--- RECORDS TO PROCESS ---
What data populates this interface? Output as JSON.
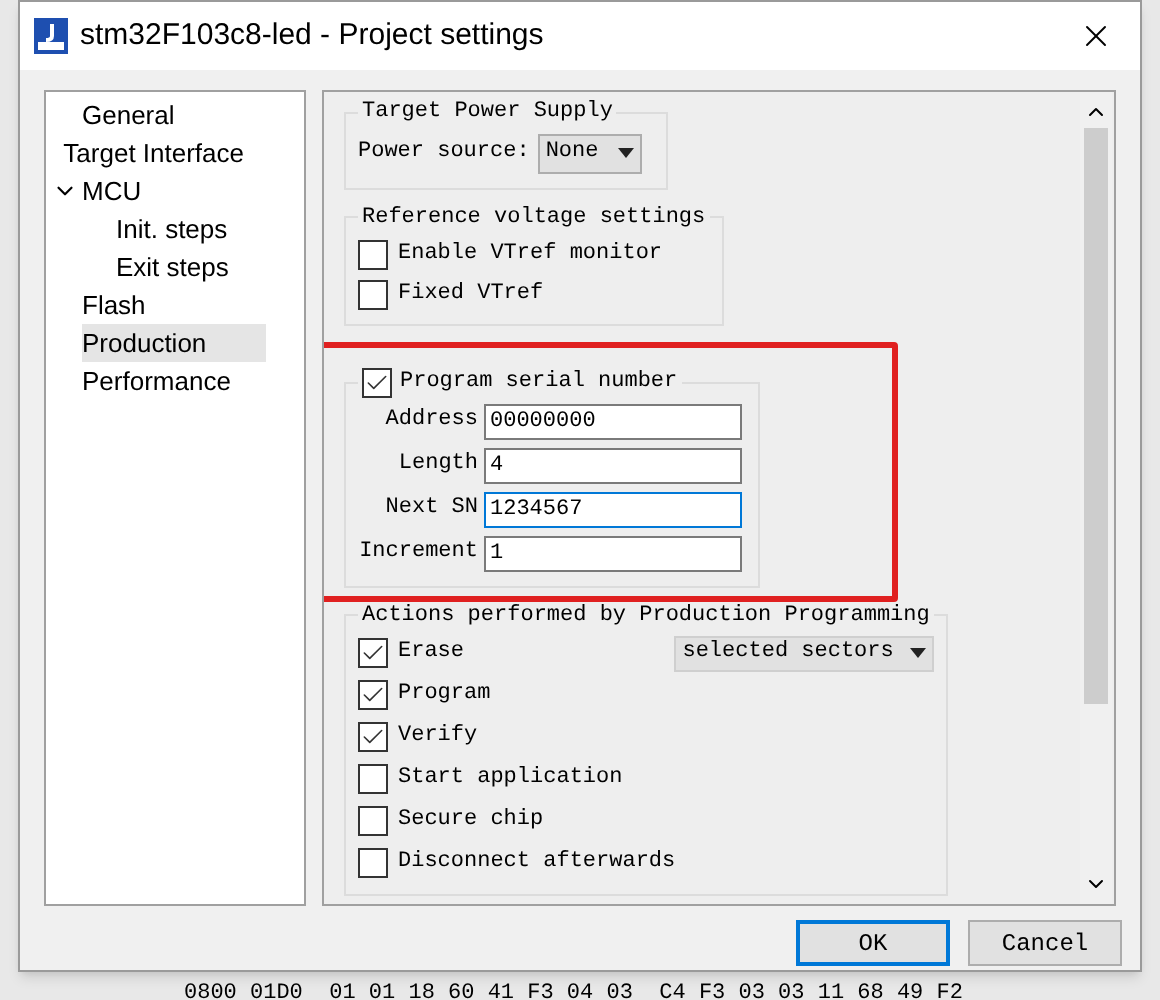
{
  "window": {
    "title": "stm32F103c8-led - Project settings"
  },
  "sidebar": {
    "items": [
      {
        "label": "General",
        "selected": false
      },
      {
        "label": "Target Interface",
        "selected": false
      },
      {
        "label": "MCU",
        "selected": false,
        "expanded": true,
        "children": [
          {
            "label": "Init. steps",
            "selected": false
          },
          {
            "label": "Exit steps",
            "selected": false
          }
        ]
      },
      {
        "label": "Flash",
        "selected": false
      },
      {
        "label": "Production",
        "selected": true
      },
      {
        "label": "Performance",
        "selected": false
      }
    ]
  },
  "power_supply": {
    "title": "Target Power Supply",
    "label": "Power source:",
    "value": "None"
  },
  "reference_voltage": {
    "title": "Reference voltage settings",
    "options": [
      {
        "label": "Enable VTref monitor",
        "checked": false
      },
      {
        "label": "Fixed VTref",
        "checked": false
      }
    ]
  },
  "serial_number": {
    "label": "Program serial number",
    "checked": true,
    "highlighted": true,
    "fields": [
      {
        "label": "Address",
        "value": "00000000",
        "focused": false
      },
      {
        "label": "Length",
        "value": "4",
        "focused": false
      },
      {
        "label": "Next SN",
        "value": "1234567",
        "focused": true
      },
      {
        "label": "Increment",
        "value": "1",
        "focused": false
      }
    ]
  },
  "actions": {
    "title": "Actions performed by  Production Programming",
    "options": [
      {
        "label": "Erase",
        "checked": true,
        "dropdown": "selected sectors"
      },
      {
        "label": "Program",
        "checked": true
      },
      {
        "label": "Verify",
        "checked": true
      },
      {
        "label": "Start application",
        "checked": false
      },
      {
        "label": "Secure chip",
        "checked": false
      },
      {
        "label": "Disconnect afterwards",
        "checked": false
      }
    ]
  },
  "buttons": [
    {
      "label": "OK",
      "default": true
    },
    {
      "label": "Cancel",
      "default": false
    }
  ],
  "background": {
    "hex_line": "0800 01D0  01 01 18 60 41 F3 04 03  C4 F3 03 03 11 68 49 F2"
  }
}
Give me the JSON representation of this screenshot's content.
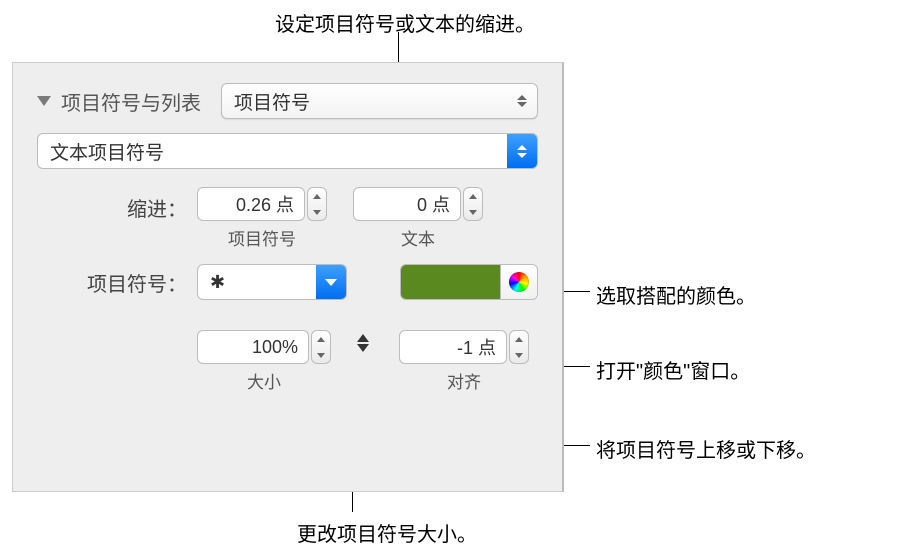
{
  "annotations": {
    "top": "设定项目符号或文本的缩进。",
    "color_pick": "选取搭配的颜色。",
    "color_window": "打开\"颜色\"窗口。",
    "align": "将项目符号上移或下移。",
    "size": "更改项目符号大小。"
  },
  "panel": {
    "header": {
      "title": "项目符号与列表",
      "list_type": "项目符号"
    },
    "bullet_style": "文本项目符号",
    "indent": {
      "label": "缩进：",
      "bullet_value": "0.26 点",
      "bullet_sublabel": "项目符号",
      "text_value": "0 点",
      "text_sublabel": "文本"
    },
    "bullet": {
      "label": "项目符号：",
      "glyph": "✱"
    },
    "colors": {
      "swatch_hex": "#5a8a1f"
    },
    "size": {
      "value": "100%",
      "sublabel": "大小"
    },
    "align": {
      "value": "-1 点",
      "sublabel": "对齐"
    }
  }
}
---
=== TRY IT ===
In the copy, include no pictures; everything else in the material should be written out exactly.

=== YOUR RESPONSE ===
What data populates this interface? Output as JSON.
{
  "window": {
    "title": "stm32F103c8-led - Project settings"
  },
  "sidebar": {
    "items": [
      {
        "label": "General",
        "selected": false
      },
      {
        "label": "Target Interface",
        "selected": false
      },
      {
        "label": "MCU",
        "selected": false,
        "expanded": true,
        "children": [
          {
            "label": "Init. steps",
            "selected": false
          },
          {
            "label": "Exit steps",
            "selected": false
          }
        ]
      },
      {
        "label": "Flash",
        "selected": false
      },
      {
        "label": "Production",
        "selected": true
      },
      {
        "label": "Performance",
        "selected": false
      }
    ]
  },
  "power_supply": {
    "title": "Target Power Supply",
    "label": "Power source:",
    "value": "None"
  },
  "reference_voltage": {
    "title": "Reference voltage settings",
    "options": [
      {
        "label": "Enable VTref monitor",
        "checked": false
      },
      {
        "label": "Fixed VTref",
        "checked": false
      }
    ]
  },
  "serial_number": {
    "label": "Program serial number",
    "checked": true,
    "highlighted": true,
    "fields": [
      {
        "label": "Address",
        "value": "00000000",
        "focused": false
      },
      {
        "label": "Length",
        "value": "4",
        "focused": false
      },
      {
        "label": "Next SN",
        "value": "1234567",
        "focused": true
      },
      {
        "label": "Increment",
        "value": "1",
        "focused": false
      }
    ]
  },
  "actions": {
    "title": "Actions performed by  Production Programming",
    "options": [
      {
        "label": "Erase",
        "checked": true,
        "dropdown": "selected sectors"
      },
      {
        "label": "Program",
        "checked": true
      },
      {
        "label": "Verify",
        "checked": true
      },
      {
        "label": "Start application",
        "checked": false
      },
      {
        "label": "Secure chip",
        "checked": false
      },
      {
        "label": "Disconnect afterwards",
        "checked": false
      }
    ]
  },
  "buttons": [
    {
      "label": "OK",
      "default": true
    },
    {
      "label": "Cancel",
      "default": false
    }
  ],
  "background": {
    "hex_line": "0800 01D0  01 01 18 60 41 F3 04 03  C4 F3 03 03 11 68 49 F2"
  }
}
Give me the JSON representation of this screenshot's content.
{
  "annotations": {
    "top": "设定项目符号或文本的缩进。",
    "color_pick": "选取搭配的颜色。",
    "color_window": "打开\"颜色\"窗口。",
    "align": "将项目符号上移或下移。",
    "size": "更改项目符号大小。"
  },
  "panel": {
    "header": {
      "title": "项目符号与列表",
      "list_type": "项目符号"
    },
    "bullet_style": "文本项目符号",
    "indent": {
      "label": "缩进：",
      "bullet_value": "0.26 点",
      "bullet_sublabel": "项目符号",
      "text_value": "0 点",
      "text_sublabel": "文本"
    },
    "bullet": {
      "label": "项目符号：",
      "glyph": "✱"
    },
    "colors": {
      "swatch_hex": "#5a8a1f"
    },
    "size": {
      "value": "100%",
      "sublabel": "大小"
    },
    "align": {
      "value": "-1 点",
      "sublabel": "对齐"
    }
  }
}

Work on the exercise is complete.